-- WORK TO COMPLETE --
Could you write the entries out again, exactly as they are?

╭─ PROVIDED DATA

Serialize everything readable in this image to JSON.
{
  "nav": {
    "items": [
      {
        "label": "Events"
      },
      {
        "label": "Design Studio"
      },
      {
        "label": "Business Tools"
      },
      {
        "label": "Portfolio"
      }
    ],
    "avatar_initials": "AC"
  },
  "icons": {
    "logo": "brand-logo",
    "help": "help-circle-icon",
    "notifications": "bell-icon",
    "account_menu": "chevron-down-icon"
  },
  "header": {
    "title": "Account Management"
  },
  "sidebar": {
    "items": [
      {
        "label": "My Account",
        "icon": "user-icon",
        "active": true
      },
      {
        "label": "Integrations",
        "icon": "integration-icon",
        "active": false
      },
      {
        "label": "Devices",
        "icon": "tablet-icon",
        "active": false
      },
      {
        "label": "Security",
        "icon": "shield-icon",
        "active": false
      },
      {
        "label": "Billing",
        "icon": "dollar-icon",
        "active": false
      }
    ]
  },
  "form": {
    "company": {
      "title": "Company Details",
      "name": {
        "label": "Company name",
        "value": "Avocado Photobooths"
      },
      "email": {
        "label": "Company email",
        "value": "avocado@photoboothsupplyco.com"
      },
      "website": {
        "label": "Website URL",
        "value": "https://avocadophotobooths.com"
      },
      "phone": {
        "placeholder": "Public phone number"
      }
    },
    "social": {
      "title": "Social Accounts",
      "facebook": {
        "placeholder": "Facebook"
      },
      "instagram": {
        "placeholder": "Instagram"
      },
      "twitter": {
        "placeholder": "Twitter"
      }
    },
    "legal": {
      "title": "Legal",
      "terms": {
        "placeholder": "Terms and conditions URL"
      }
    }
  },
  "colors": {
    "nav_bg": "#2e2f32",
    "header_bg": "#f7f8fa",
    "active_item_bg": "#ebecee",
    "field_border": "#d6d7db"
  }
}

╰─

-- ANSWER TO THIS EXERCISE --
Serialize everything readable in this image to JSON.
{
  "nav": {
    "items": [
      {
        "label": "Events"
      },
      {
        "label": "Design Studio"
      },
      {
        "label": "Business Tools"
      },
      {
        "label": "Portfolio"
      }
    ],
    "avatar_initials": "AC"
  },
  "icons": {
    "logo": "brand-logo",
    "help": "help-circle-icon",
    "notifications": "bell-icon",
    "account_menu": "chevron-down-icon"
  },
  "header": {
    "title": "Account Management"
  },
  "sidebar": {
    "items": [
      {
        "label": "My Account",
        "icon": "user-icon",
        "active": true
      },
      {
        "label": "Integrations",
        "icon": "integration-icon",
        "active": false
      },
      {
        "label": "Devices",
        "icon": "tablet-icon",
        "active": false
      },
      {
        "label": "Security",
        "icon": "shield-icon",
        "active": false
      },
      {
        "label": "Billing",
        "icon": "dollar-icon",
        "active": false
      }
    ]
  },
  "form": {
    "company": {
      "title": "Company Details",
      "name": {
        "label": "Company name",
        "value": "Avocado Photobooths"
      },
      "email": {
        "label": "Company email",
        "value": "avocado@photoboothsupplyco.com"
      },
      "website": {
        "label": "Website URL",
        "value": "https://avocadophotobooths.com"
      },
      "phone": {
        "placeholder": "Public phone number"
      }
    },
    "social": {
      "title": "Social Accounts",
      "facebook": {
        "placeholder": "Facebook"
      },
      "instagram": {
        "placeholder": "Instagram"
      },
      "twitter": {
        "placeholder": "Twitter"
      }
    },
    "legal": {
      "title": "Legal",
      "terms": {
        "placeholder": "Terms and conditions URL"
      }
    }
  },
  "colors": {
    "nav_bg": "#2e2f32",
    "header_bg": "#f7f8fa",
    "active_item_bg": "#ebecee",
    "field_border": "#d6d7db"
  }
}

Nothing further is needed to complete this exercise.